---------- Given records

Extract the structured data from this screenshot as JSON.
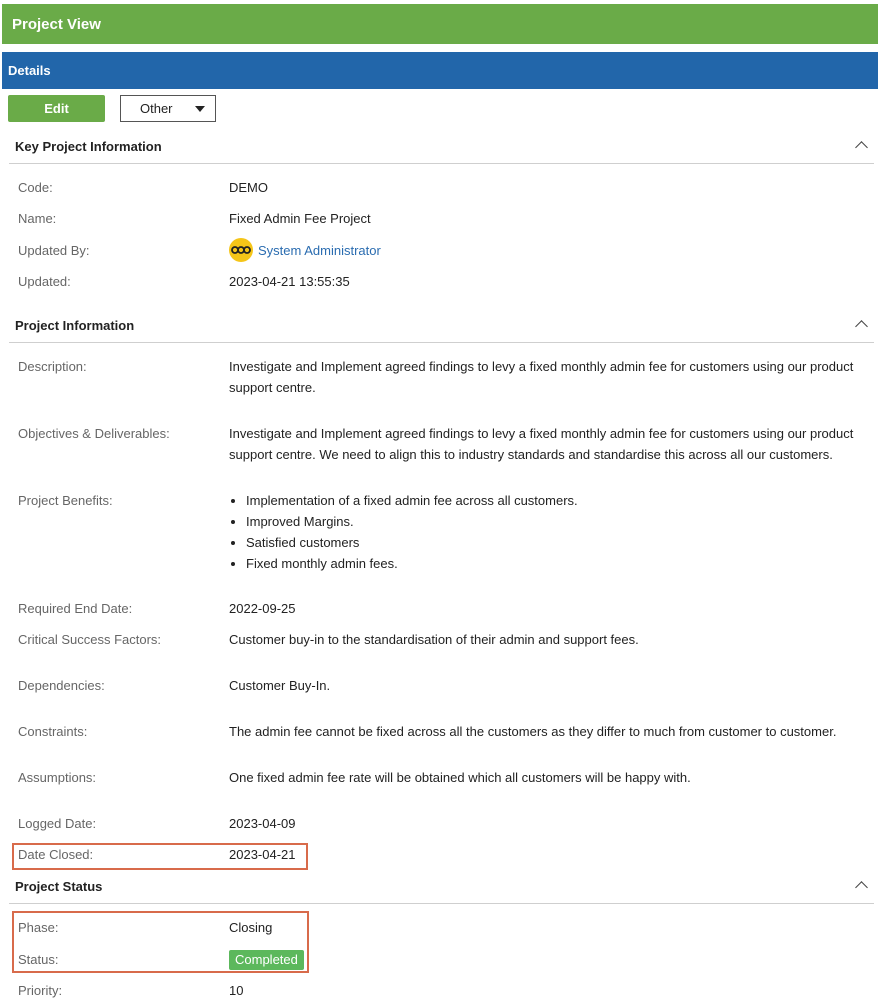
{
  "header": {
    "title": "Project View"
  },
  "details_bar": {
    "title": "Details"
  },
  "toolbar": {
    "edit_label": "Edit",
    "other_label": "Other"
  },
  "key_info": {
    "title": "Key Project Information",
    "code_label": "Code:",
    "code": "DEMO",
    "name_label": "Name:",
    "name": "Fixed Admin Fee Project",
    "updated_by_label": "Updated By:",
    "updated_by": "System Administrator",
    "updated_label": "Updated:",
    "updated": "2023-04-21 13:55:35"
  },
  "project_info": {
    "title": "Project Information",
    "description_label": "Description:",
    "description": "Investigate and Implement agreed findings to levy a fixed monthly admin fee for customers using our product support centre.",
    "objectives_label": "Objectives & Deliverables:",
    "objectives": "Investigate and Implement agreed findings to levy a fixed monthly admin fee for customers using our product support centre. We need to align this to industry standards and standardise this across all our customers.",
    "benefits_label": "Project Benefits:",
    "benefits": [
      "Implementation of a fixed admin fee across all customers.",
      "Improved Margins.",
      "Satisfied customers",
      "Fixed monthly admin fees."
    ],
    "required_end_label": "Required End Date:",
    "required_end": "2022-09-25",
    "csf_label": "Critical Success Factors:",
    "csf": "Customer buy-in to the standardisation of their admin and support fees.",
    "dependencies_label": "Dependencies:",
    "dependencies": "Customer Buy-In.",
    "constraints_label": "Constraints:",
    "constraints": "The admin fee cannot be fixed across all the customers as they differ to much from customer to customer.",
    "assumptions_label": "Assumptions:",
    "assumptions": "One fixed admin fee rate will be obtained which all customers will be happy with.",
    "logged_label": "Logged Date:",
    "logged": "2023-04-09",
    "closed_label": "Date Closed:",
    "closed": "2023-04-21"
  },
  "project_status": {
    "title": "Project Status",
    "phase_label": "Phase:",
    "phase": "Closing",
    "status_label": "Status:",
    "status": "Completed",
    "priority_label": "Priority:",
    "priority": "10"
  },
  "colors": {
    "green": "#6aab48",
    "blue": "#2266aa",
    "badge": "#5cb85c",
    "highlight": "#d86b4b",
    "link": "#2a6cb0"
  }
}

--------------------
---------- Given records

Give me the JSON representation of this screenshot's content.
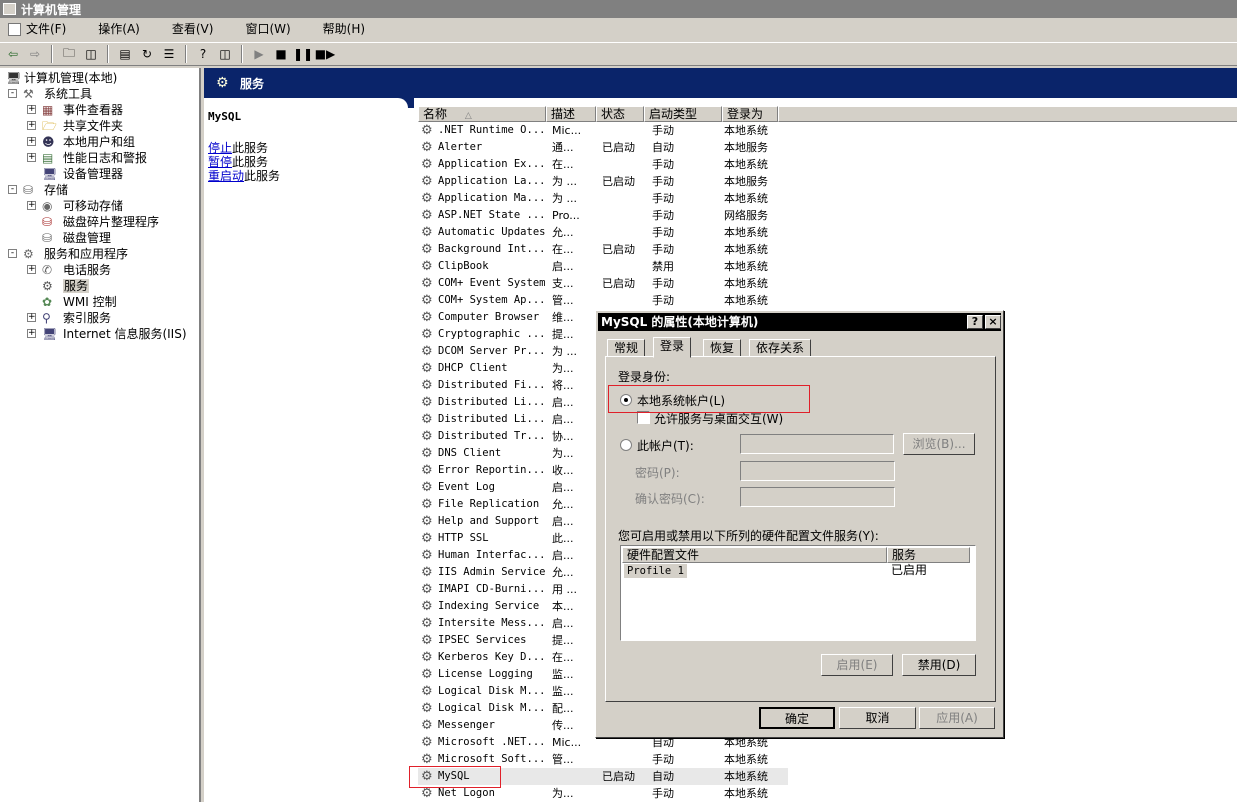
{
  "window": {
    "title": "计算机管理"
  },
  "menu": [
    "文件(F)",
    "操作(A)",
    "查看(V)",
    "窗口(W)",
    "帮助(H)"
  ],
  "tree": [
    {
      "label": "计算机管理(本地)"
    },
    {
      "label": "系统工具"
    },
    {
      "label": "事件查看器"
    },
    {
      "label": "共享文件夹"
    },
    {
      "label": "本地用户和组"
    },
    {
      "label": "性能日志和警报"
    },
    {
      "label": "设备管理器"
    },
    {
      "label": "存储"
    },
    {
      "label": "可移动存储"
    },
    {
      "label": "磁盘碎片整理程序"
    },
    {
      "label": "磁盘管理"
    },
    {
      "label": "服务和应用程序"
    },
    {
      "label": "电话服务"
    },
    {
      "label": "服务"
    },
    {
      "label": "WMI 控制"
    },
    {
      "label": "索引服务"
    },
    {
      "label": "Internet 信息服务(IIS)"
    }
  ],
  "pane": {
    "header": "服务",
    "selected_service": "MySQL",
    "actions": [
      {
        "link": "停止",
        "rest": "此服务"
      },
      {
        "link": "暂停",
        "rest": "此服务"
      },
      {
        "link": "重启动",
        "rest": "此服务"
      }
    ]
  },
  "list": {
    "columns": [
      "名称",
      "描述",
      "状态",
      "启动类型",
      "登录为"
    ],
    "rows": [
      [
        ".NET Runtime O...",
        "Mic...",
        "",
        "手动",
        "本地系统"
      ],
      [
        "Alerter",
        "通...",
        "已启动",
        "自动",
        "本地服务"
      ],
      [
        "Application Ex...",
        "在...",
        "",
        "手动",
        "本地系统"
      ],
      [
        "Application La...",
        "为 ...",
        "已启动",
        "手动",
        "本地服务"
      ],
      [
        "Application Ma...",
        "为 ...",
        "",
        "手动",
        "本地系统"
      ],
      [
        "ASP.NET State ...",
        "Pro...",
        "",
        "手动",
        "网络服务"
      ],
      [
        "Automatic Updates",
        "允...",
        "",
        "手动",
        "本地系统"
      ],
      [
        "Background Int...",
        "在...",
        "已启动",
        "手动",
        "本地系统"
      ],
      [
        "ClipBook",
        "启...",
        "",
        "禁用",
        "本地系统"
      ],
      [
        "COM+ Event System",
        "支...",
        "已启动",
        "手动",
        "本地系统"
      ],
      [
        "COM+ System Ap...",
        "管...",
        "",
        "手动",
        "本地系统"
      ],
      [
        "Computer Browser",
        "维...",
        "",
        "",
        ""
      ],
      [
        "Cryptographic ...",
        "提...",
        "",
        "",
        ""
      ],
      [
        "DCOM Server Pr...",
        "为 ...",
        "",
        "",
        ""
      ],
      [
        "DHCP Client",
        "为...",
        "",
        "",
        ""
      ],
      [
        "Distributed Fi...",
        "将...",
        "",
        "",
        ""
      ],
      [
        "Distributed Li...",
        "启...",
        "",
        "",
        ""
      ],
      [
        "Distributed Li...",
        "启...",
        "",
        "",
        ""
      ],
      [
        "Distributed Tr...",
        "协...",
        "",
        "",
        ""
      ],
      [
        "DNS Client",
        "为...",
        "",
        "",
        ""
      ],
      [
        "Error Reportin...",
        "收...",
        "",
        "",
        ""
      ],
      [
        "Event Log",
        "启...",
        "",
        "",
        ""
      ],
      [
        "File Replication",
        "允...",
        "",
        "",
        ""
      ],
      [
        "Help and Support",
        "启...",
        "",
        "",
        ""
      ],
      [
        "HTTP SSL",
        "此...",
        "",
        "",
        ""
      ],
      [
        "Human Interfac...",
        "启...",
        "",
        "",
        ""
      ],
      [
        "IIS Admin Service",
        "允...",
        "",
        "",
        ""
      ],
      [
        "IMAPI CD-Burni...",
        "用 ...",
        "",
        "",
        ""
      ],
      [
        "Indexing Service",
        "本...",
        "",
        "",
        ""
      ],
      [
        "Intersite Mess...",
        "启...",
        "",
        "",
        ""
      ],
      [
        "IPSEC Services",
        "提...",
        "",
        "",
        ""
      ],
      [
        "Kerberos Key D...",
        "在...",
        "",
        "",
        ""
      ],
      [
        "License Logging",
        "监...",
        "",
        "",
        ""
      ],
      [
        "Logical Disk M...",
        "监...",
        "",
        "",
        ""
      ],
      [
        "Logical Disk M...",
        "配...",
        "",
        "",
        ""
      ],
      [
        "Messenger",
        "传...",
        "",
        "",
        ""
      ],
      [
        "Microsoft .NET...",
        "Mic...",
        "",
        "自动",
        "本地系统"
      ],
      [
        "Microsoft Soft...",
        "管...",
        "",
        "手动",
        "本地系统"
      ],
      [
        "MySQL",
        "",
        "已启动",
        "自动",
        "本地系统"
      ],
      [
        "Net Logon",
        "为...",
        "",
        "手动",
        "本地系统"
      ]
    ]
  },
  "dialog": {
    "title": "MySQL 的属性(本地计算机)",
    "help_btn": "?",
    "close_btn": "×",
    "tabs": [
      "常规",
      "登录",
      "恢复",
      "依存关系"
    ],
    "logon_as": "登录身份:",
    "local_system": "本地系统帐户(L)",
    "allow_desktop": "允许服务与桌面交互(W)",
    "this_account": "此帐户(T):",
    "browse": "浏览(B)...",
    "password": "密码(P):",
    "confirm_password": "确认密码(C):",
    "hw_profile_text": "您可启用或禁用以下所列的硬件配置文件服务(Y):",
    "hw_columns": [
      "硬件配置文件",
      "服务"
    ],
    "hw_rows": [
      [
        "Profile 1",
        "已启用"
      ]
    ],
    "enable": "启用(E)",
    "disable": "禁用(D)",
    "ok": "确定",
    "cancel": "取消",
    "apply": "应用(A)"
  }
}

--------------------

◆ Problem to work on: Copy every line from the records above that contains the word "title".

◆ Task solution:
    "title": "Project View"
    "title": "Details"
    "title": "Key Project Information",
    "title": "Project Information",
    "title": "Project Status",
    "title": "计算机管理"
    "title": "MySQL 的属性(本地计算机)",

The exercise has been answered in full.